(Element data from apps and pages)
-*-*-

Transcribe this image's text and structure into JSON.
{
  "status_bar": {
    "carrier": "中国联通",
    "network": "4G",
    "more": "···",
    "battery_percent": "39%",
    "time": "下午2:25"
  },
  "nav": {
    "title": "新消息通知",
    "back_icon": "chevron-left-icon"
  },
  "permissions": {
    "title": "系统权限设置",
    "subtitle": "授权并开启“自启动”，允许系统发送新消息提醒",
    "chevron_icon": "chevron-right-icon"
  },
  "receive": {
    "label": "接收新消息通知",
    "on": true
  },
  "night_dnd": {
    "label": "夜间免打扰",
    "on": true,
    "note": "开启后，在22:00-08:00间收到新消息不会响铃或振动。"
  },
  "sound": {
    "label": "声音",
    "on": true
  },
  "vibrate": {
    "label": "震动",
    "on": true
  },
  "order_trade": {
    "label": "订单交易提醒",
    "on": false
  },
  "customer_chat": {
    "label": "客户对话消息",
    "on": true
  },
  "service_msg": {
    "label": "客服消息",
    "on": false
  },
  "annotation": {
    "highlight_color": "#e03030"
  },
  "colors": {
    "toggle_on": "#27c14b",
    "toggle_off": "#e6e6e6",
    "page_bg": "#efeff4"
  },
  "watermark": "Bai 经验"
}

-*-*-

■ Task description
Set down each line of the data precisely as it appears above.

■ Answer to the problem
Transcribe this image's text and structure into JSON.
{
  "status_bar": {
    "carrier": "中国联通",
    "network": "4G",
    "more": "···",
    "battery_percent": "39%",
    "time": "下午2:25"
  },
  "nav": {
    "title": "新消息通知",
    "back_icon": "chevron-left-icon"
  },
  "permissions": {
    "title": "系统权限设置",
    "subtitle": "授权并开启“自启动”，允许系统发送新消息提醒",
    "chevron_icon": "chevron-right-icon"
  },
  "receive": {
    "label": "接收新消息通知",
    "on": true
  },
  "night_dnd": {
    "label": "夜间免打扰",
    "on": true,
    "note": "开启后，在22:00-08:00间收到新消息不会响铃或振动。"
  },
  "sound": {
    "label": "声音",
    "on": true
  },
  "vibrate": {
    "label": "震动",
    "on": true
  },
  "order_trade": {
    "label": "订单交易提醒",
    "on": false
  },
  "customer_chat": {
    "label": "客户对话消息",
    "on": true
  },
  "service_msg": {
    "label": "客服消息",
    "on": false
  },
  "annotation": {
    "highlight_color": "#e03030"
  },
  "colors": {
    "toggle_on": "#27c14b",
    "toggle_off": "#e6e6e6",
    "page_bg": "#efeff4"
  },
  "watermark": "Bai 经验"
}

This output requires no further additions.